**The task:** All lines in the data that hold the word "this" need copying.

**Records from a data collection:**
^^^^^^^^^^^^^^^^

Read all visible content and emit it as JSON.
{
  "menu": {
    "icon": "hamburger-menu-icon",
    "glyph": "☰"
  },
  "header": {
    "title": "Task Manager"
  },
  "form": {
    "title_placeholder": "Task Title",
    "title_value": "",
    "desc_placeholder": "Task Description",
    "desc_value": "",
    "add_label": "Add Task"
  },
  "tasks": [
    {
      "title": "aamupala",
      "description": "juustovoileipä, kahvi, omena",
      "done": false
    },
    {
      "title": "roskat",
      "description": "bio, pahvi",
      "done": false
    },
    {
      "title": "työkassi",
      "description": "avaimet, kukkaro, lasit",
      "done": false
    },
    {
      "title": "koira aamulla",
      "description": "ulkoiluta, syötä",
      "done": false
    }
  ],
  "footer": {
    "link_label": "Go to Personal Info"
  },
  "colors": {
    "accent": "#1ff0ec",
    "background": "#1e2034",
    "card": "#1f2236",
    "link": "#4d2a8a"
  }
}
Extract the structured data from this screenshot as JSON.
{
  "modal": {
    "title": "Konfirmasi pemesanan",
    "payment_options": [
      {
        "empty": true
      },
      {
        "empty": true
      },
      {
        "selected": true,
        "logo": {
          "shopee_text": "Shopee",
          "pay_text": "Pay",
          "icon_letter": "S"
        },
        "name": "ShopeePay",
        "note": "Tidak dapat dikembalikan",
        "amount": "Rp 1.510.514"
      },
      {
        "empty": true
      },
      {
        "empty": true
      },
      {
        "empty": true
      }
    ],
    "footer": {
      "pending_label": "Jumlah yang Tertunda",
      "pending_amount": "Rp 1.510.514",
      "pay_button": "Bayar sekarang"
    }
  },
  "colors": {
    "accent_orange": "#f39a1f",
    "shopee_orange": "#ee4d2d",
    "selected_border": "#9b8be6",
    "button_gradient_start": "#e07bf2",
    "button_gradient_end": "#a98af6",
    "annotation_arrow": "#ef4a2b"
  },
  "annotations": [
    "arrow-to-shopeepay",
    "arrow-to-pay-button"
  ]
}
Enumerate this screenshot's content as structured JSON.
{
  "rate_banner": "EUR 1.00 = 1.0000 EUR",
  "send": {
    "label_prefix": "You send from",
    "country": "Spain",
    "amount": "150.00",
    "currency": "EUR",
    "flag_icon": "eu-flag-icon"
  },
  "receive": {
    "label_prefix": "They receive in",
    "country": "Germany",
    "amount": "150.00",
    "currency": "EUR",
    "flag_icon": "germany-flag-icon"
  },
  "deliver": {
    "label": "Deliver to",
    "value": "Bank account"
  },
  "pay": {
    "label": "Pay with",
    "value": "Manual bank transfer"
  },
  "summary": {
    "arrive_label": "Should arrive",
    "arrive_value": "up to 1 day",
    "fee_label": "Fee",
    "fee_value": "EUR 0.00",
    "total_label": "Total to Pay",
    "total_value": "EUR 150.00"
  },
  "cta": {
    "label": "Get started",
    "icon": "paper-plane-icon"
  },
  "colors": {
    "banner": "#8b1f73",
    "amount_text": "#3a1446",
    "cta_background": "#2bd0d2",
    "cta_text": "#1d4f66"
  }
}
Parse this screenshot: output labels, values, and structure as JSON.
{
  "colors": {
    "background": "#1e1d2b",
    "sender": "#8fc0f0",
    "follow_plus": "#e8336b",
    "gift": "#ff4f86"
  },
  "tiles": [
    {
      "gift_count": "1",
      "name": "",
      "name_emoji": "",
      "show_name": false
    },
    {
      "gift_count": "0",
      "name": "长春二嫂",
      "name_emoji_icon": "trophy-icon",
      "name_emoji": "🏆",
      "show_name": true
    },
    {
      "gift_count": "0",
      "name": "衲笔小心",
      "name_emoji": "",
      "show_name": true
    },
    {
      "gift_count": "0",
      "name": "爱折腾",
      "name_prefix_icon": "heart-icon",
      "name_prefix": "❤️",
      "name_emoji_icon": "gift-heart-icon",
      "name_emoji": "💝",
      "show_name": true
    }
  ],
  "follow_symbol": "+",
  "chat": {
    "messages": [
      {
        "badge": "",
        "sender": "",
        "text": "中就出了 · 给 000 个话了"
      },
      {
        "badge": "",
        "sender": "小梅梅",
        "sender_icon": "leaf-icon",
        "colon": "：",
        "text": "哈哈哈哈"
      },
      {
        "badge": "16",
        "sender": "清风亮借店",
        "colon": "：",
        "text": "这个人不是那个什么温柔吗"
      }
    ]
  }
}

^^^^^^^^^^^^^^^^

**Expected answer:**
Extract the structured data from this screenshot as JSON.
Enumerate this screenshot's content as structured JSON.
Parse this screenshot: output labels, values, and structure as JSON.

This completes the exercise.